YOUR INSTRUCTIONS
Below are the records; collect from them each line containing the string "JSON".

Start of PROVIDED RECORDS

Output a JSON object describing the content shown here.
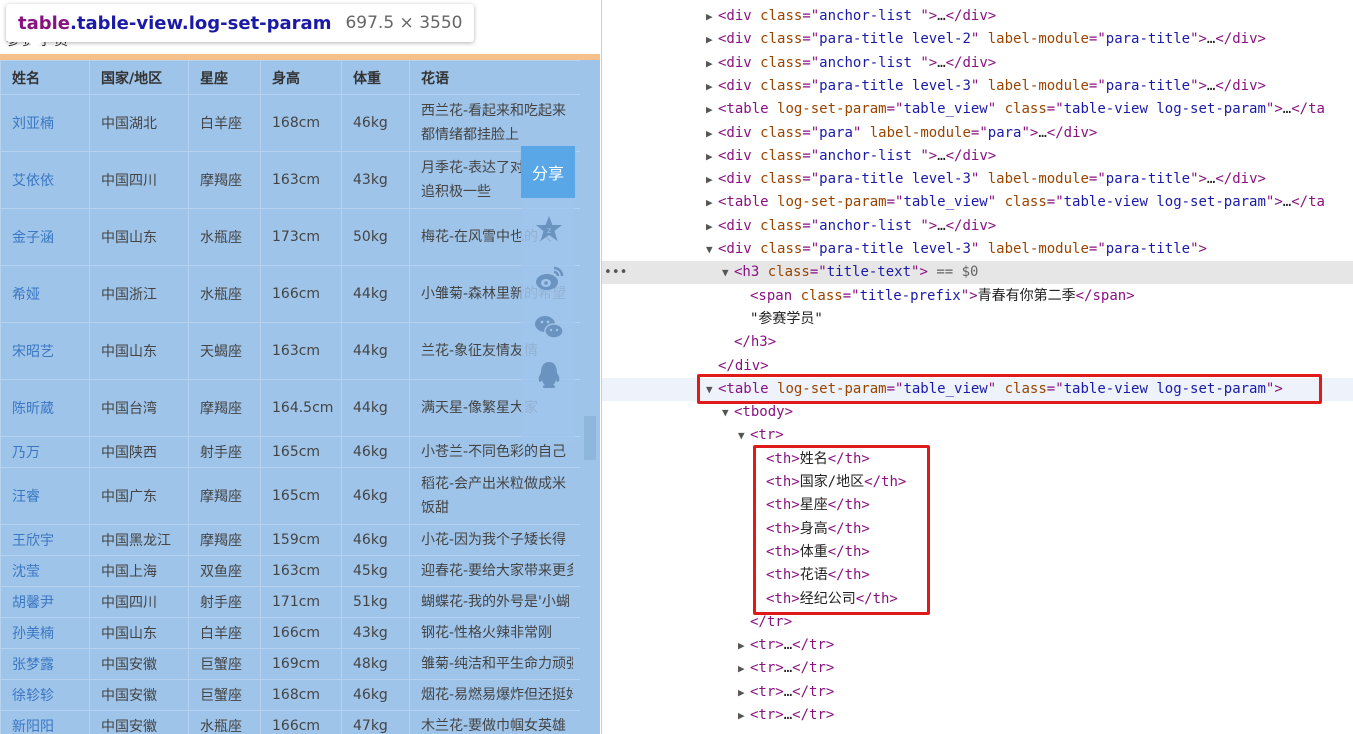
{
  "tooltip": {
    "tag": "table",
    "classes": ".table-view.log-set-param",
    "dimensions": "697.5 × 3550"
  },
  "page_ghost_text": "参赛学员",
  "table": {
    "headers": [
      "姓名",
      "国家/地区",
      "星座",
      "身高",
      "体重",
      "花语"
    ],
    "rows": [
      {
        "name": "刘亚楠",
        "region": "中国湖北",
        "sign": "白羊座",
        "height": "168cm",
        "weight": "46kg",
        "flower": "西兰花-看起来和吃起来都情绪都挂脸上",
        "tall": true
      },
      {
        "name": "艾依依",
        "region": "中国四川",
        "sign": "摩羯座",
        "height": "163cm",
        "weight": "43kg",
        "flower": "月季花-表达了对幸福的追积极一些",
        "tall": true
      },
      {
        "name": "金子涵",
        "region": "中国山东",
        "sign": "水瓶座",
        "height": "173cm",
        "weight": "50kg",
        "flower": "梅花-在风雪中也的人",
        "tall": true
      },
      {
        "name": "希娅",
        "region": "中国浙江",
        "sign": "水瓶座",
        "height": "166cm",
        "weight": "44kg",
        "flower": "小雏菊-森林里新的希望",
        "tall": true
      },
      {
        "name": "宋昭艺",
        "region": "中国山东",
        "sign": "天蝎座",
        "height": "163cm",
        "weight": "44kg",
        "flower": "兰花-象征友情友情",
        "tall": true
      },
      {
        "name": "陈昕葳",
        "region": "中国台湾",
        "sign": "摩羯座",
        "height": "164.5cm",
        "weight": "44kg",
        "flower": "满天星-像繁星大家",
        "tall": true
      },
      {
        "name": "乃万",
        "region": "中国陕西",
        "sign": "射手座",
        "height": "165cm",
        "weight": "46kg",
        "flower": "小苍兰-不同色彩的自己",
        "tall": false
      },
      {
        "name": "汪睿",
        "region": "中国广东",
        "sign": "摩羯座",
        "height": "165cm",
        "weight": "46kg",
        "flower": "稻花-会产出米粒做成米饭甜",
        "tall": true
      },
      {
        "name": "王欣宇",
        "region": "中国黑龙江",
        "sign": "摩羯座",
        "height": "159cm",
        "weight": "46kg",
        "flower": "小花-因为我个子矮长得",
        "tall": false
      },
      {
        "name": "沈莹",
        "region": "中国上海",
        "sign": "双鱼座",
        "height": "163cm",
        "weight": "45kg",
        "flower": "迎春花-要给大家带来更多",
        "tall": false
      },
      {
        "name": "胡馨尹",
        "region": "中国四川",
        "sign": "射手座",
        "height": "171cm",
        "weight": "51kg",
        "flower": "蝴蝶花-我的外号是'小蝴",
        "tall": false
      },
      {
        "name": "孙美楠",
        "region": "中国山东",
        "sign": "白羊座",
        "height": "166cm",
        "weight": "43kg",
        "flower": "钢花-性格火辣非常刚",
        "tall": false
      },
      {
        "name": "张梦露",
        "region": "中国安徽",
        "sign": "巨蟹座",
        "height": "169cm",
        "weight": "48kg",
        "flower": "雏菊-纯洁和平生命力顽强",
        "tall": false
      },
      {
        "name": "徐轸轸",
        "region": "中国安徽",
        "sign": "巨蟹座",
        "height": "168cm",
        "weight": "46kg",
        "flower": "烟花-易燃易爆炸但还挺好",
        "tall": false
      },
      {
        "name": "新阳阳",
        "region": "中国安徽",
        "sign": "水瓶座",
        "height": "166cm",
        "weight": "47kg",
        "flower": "木兰花-要做巾帼女英雄",
        "tall": false
      }
    ]
  },
  "share": {
    "label": "分享",
    "icons": [
      "star-icon",
      "weibo-icon",
      "wechat-icon",
      "qq-icon"
    ]
  },
  "devtools": {
    "lines": [
      {
        "indent": 0,
        "tri": "▶",
        "html": [
          [
            "t",
            "<div "
          ],
          [
            "an",
            "class"
          ],
          [
            "t",
            "=\""
          ],
          [
            "av",
            "anchor-list "
          ],
          [
            "t",
            "\">"
          ],
          [
            "tx",
            "…"
          ],
          [
            "t",
            "</div>"
          ]
        ]
      },
      {
        "indent": 0,
        "tri": "▶",
        "html": [
          [
            "t",
            "<div "
          ],
          [
            "an",
            "class"
          ],
          [
            "t",
            "=\""
          ],
          [
            "av",
            "para-title level-2"
          ],
          [
            "t",
            "\" "
          ],
          [
            "an",
            "label-module"
          ],
          [
            "t",
            "=\""
          ],
          [
            "av",
            "para-title"
          ],
          [
            "t",
            "\">"
          ],
          [
            "tx",
            "…"
          ],
          [
            "t",
            "</div>"
          ]
        ]
      },
      {
        "indent": 0,
        "tri": "▶",
        "html": [
          [
            "t",
            "<div "
          ],
          [
            "an",
            "class"
          ],
          [
            "t",
            "=\""
          ],
          [
            "av",
            "anchor-list "
          ],
          [
            "t",
            "\">"
          ],
          [
            "tx",
            "…"
          ],
          [
            "t",
            "</div>"
          ]
        ]
      },
      {
        "indent": 0,
        "tri": "▶",
        "html": [
          [
            "t",
            "<div "
          ],
          [
            "an",
            "class"
          ],
          [
            "t",
            "=\""
          ],
          [
            "av",
            "para-title level-3"
          ],
          [
            "t",
            "\" "
          ],
          [
            "an",
            "label-module"
          ],
          [
            "t",
            "=\""
          ],
          [
            "av",
            "para-title"
          ],
          [
            "t",
            "\">"
          ],
          [
            "tx",
            "…"
          ],
          [
            "t",
            "</div>"
          ]
        ]
      },
      {
        "indent": 0,
        "tri": "▶",
        "html": [
          [
            "t",
            "<table "
          ],
          [
            "an",
            "log-set-param"
          ],
          [
            "t",
            "=\""
          ],
          [
            "av",
            "table_view"
          ],
          [
            "t",
            "\" "
          ],
          [
            "an",
            "class"
          ],
          [
            "t",
            "=\""
          ],
          [
            "av",
            "table-view log-set-param"
          ],
          [
            "t",
            "\">"
          ],
          [
            "tx",
            "…"
          ],
          [
            "t",
            "</ta"
          ]
        ]
      },
      {
        "indent": 0,
        "tri": "▶",
        "html": [
          [
            "t",
            "<div "
          ],
          [
            "an",
            "class"
          ],
          [
            "t",
            "=\""
          ],
          [
            "av",
            "para"
          ],
          [
            "t",
            "\" "
          ],
          [
            "an",
            "label-module"
          ],
          [
            "t",
            "=\""
          ],
          [
            "av",
            "para"
          ],
          [
            "t",
            "\">"
          ],
          [
            "tx",
            "…"
          ],
          [
            "t",
            "</div>"
          ]
        ]
      },
      {
        "indent": 0,
        "tri": "▶",
        "html": [
          [
            "t",
            "<div "
          ],
          [
            "an",
            "class"
          ],
          [
            "t",
            "=\""
          ],
          [
            "av",
            "anchor-list "
          ],
          [
            "t",
            "\">"
          ],
          [
            "tx",
            "…"
          ],
          [
            "t",
            "</div>"
          ]
        ]
      },
      {
        "indent": 0,
        "tri": "▶",
        "html": [
          [
            "t",
            "<div "
          ],
          [
            "an",
            "class"
          ],
          [
            "t",
            "=\""
          ],
          [
            "av",
            "para-title level-3"
          ],
          [
            "t",
            "\" "
          ],
          [
            "an",
            "label-module"
          ],
          [
            "t",
            "=\""
          ],
          [
            "av",
            "para-title"
          ],
          [
            "t",
            "\">"
          ],
          [
            "tx",
            "…"
          ],
          [
            "t",
            "</div>"
          ]
        ]
      },
      {
        "indent": 0,
        "tri": "▶",
        "html": [
          [
            "t",
            "<table "
          ],
          [
            "an",
            "log-set-param"
          ],
          [
            "t",
            "=\""
          ],
          [
            "av",
            "table_view"
          ],
          [
            "t",
            "\" "
          ],
          [
            "an",
            "class"
          ],
          [
            "t",
            "=\""
          ],
          [
            "av",
            "table-view log-set-param"
          ],
          [
            "t",
            "\">"
          ],
          [
            "tx",
            "…"
          ],
          [
            "t",
            "</ta"
          ]
        ]
      },
      {
        "indent": 0,
        "tri": "▶",
        "html": [
          [
            "t",
            "<div "
          ],
          [
            "an",
            "class"
          ],
          [
            "t",
            "=\""
          ],
          [
            "av",
            "anchor-list "
          ],
          [
            "t",
            "\">"
          ],
          [
            "tx",
            "…"
          ],
          [
            "t",
            "</div>"
          ]
        ]
      },
      {
        "indent": 0,
        "tri": "▼",
        "html": [
          [
            "t",
            "<div "
          ],
          [
            "an",
            "class"
          ],
          [
            "t",
            "=\""
          ],
          [
            "av",
            "para-title level-3"
          ],
          [
            "t",
            "\" "
          ],
          [
            "an",
            "label-module"
          ],
          [
            "t",
            "=\""
          ],
          [
            "av",
            "para-title"
          ],
          [
            "t",
            "\">"
          ]
        ]
      },
      {
        "indent": 1,
        "tri": "▼",
        "sel": true,
        "html": [
          [
            "t",
            "<h3 "
          ],
          [
            "an",
            "class"
          ],
          [
            "t",
            "=\""
          ],
          [
            "av",
            "title-text"
          ],
          [
            "t",
            "\">"
          ],
          [
            "cm",
            " == $0"
          ]
        ]
      },
      {
        "indent": 2,
        "tri": "",
        "html": [
          [
            "t",
            "<span "
          ],
          [
            "an",
            "class"
          ],
          [
            "t",
            "=\""
          ],
          [
            "av",
            "title-prefix"
          ],
          [
            "t",
            "\">"
          ],
          [
            "tx",
            "青春有你第二季"
          ],
          [
            "t",
            "</span>"
          ]
        ]
      },
      {
        "indent": 2,
        "tri": "",
        "html": [
          [
            "tx",
            "\"参赛学员\""
          ]
        ]
      },
      {
        "indent": 1,
        "tri": "",
        "html": [
          [
            "t",
            "</h3>"
          ]
        ]
      },
      {
        "indent": 0,
        "tri": "",
        "html": [
          [
            "t",
            "</div>"
          ]
        ]
      },
      {
        "indent": 0,
        "tri": "▼",
        "hover": true,
        "html": [
          [
            "t",
            "<table "
          ],
          [
            "an",
            "log-set-param"
          ],
          [
            "t",
            "=\""
          ],
          [
            "av",
            "table_view"
          ],
          [
            "t",
            "\" "
          ],
          [
            "an",
            "class"
          ],
          [
            "t",
            "=\""
          ],
          [
            "av",
            "table-view log-set-param"
          ],
          [
            "t",
            "\">"
          ]
        ]
      },
      {
        "indent": 1,
        "tri": "▼",
        "html": [
          [
            "t",
            "<tbody>"
          ]
        ]
      },
      {
        "indent": 2,
        "tri": "▼",
        "html": [
          [
            "t",
            "<tr>"
          ]
        ]
      },
      {
        "indent": 3,
        "tri": "",
        "html": [
          [
            "t",
            "<th>"
          ],
          [
            "tx",
            "姓名"
          ],
          [
            "t",
            "</th>"
          ]
        ]
      },
      {
        "indent": 3,
        "tri": "",
        "html": [
          [
            "t",
            "<th>"
          ],
          [
            "tx",
            "国家/地区"
          ],
          [
            "t",
            "</th>"
          ]
        ]
      },
      {
        "indent": 3,
        "tri": "",
        "html": [
          [
            "t",
            "<th>"
          ],
          [
            "tx",
            "星座"
          ],
          [
            "t",
            "</th>"
          ]
        ]
      },
      {
        "indent": 3,
        "tri": "",
        "html": [
          [
            "t",
            "<th>"
          ],
          [
            "tx",
            "身高"
          ],
          [
            "t",
            "</th>"
          ]
        ]
      },
      {
        "indent": 3,
        "tri": "",
        "html": [
          [
            "t",
            "<th>"
          ],
          [
            "tx",
            "体重"
          ],
          [
            "t",
            "</th>"
          ]
        ]
      },
      {
        "indent": 3,
        "tri": "",
        "html": [
          [
            "t",
            "<th>"
          ],
          [
            "tx",
            "花语"
          ],
          [
            "t",
            "</th>"
          ]
        ]
      },
      {
        "indent": 3,
        "tri": "",
        "html": [
          [
            "t",
            "<th>"
          ],
          [
            "tx",
            "经纪公司"
          ],
          [
            "t",
            "</th>"
          ]
        ]
      },
      {
        "indent": 2,
        "tri": "",
        "html": [
          [
            "t",
            "</tr>"
          ]
        ]
      },
      {
        "indent": 2,
        "tri": "▶",
        "html": [
          [
            "t",
            "<tr>"
          ],
          [
            "tx",
            "…"
          ],
          [
            "t",
            "</tr>"
          ]
        ]
      },
      {
        "indent": 2,
        "tri": "▶",
        "html": [
          [
            "t",
            "<tr>"
          ],
          [
            "tx",
            "…"
          ],
          [
            "t",
            "</tr>"
          ]
        ]
      },
      {
        "indent": 2,
        "tri": "▶",
        "html": [
          [
            "t",
            "<tr>"
          ],
          [
            "tx",
            "…"
          ],
          [
            "t",
            "</tr>"
          ]
        ]
      },
      {
        "indent": 2,
        "tri": "▶",
        "html": [
          [
            "t",
            "<tr>"
          ],
          [
            "tx",
            "…"
          ],
          [
            "t",
            "</tr>"
          ]
        ]
      }
    ]
  },
  "colors": {
    "highlight_box": "#e0191b",
    "table_overlay": "#9fc4ea",
    "tag": "#881280",
    "attr_name": "#994500",
    "attr_value": "#1a1aa6"
  }
}
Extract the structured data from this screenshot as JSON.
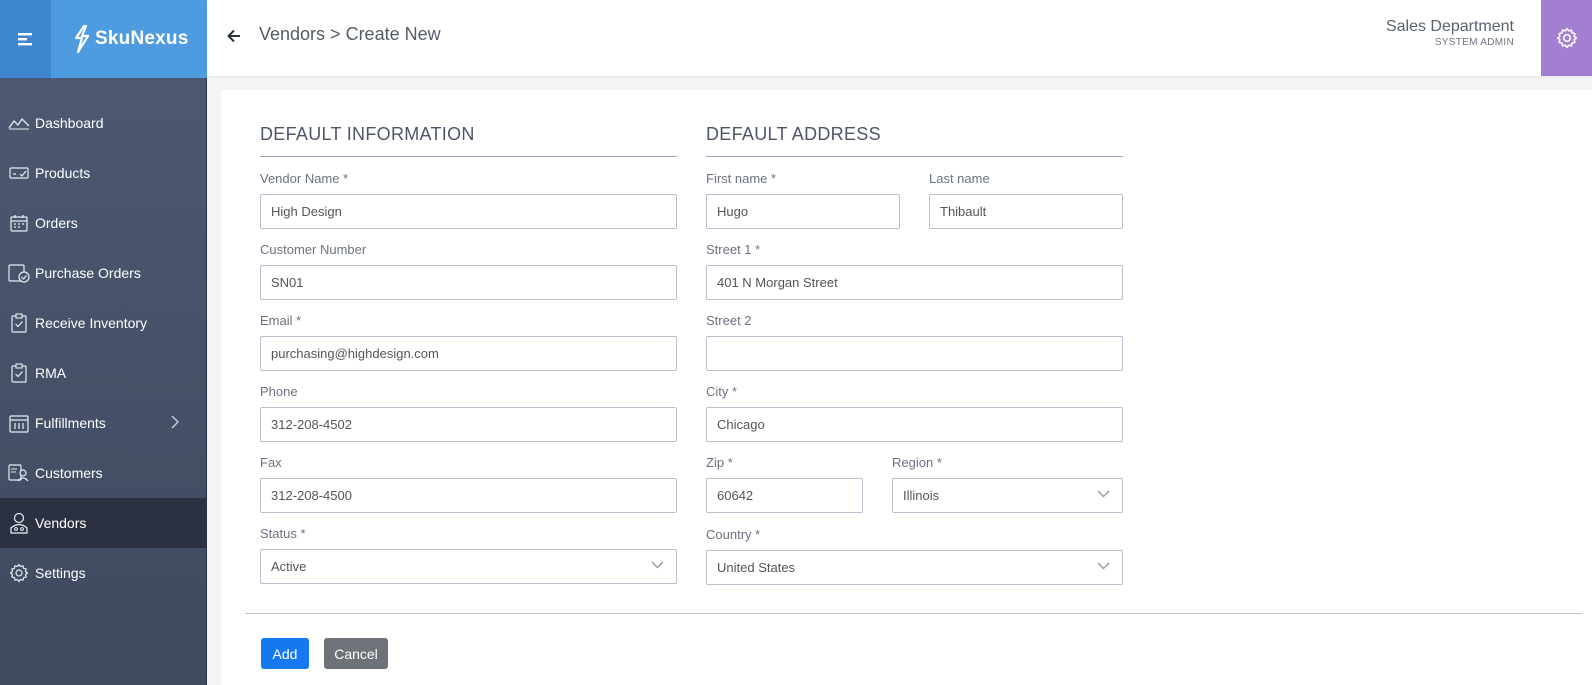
{
  "brand": {
    "name": "SkuNexus"
  },
  "sidebar": {
    "items": [
      {
        "label": "Dashboard",
        "icon": "dashboard-icon"
      },
      {
        "label": "Products",
        "icon": "products-icon"
      },
      {
        "label": "Orders",
        "icon": "orders-icon"
      },
      {
        "label": "Purchase Orders",
        "icon": "purchase-orders-icon"
      },
      {
        "label": "Receive Inventory",
        "icon": "clipboard-check-icon"
      },
      {
        "label": "RMA",
        "icon": "clipboard-check-icon"
      },
      {
        "label": "Fulfillments",
        "icon": "fulfillments-icon"
      },
      {
        "label": "Customers",
        "icon": "customers-icon"
      },
      {
        "label": "Vendors",
        "icon": "vendors-icon",
        "active": true
      },
      {
        "label": "Settings",
        "icon": "gear-icon"
      }
    ]
  },
  "header": {
    "breadcrumb": "Vendors > Create New",
    "department": "Sales Department",
    "role": "SYSTEM ADMIN"
  },
  "form": {
    "default_info": {
      "title": "DEFAULT INFORMATION",
      "vendor_name_label": "Vendor Name",
      "vendor_name": "High Design",
      "customer_number_label": "Customer Number",
      "customer_number": "SN01",
      "email_label": "Email",
      "email": "purchasing@highdesign.com",
      "phone_label": "Phone",
      "phone": "312-208-4502",
      "fax_label": "Fax",
      "fax": "312-208-4500",
      "status_label": "Status",
      "status": "Active"
    },
    "default_address": {
      "title": "DEFAULT ADDRESS",
      "first_name_label": "First name",
      "first_name": "Hugo",
      "last_name_label": "Last name",
      "last_name": "Thibault",
      "street1_label": "Street 1",
      "street1": "401 N Morgan Street",
      "street2_label": "Street 2",
      "street2": "",
      "city_label": "City",
      "city": "Chicago",
      "zip_label": "Zip",
      "zip": "60642",
      "region_label": "Region",
      "region": "Illinois",
      "country_label": "Country",
      "country": "United States"
    },
    "required_marker": "*"
  },
  "actions": {
    "add_label": "Add",
    "cancel_label": "Cancel"
  },
  "colors": {
    "brand_blue": "#4f9be0",
    "primary_button": "#1479f0",
    "settings_accent": "#a27fd1",
    "sidebar": "#4e5a73"
  }
}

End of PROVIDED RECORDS

ANSWER TO THE PROBLEM
Output a JSON object describing the content shown here.
Extract the structured data from this screenshot as JSON.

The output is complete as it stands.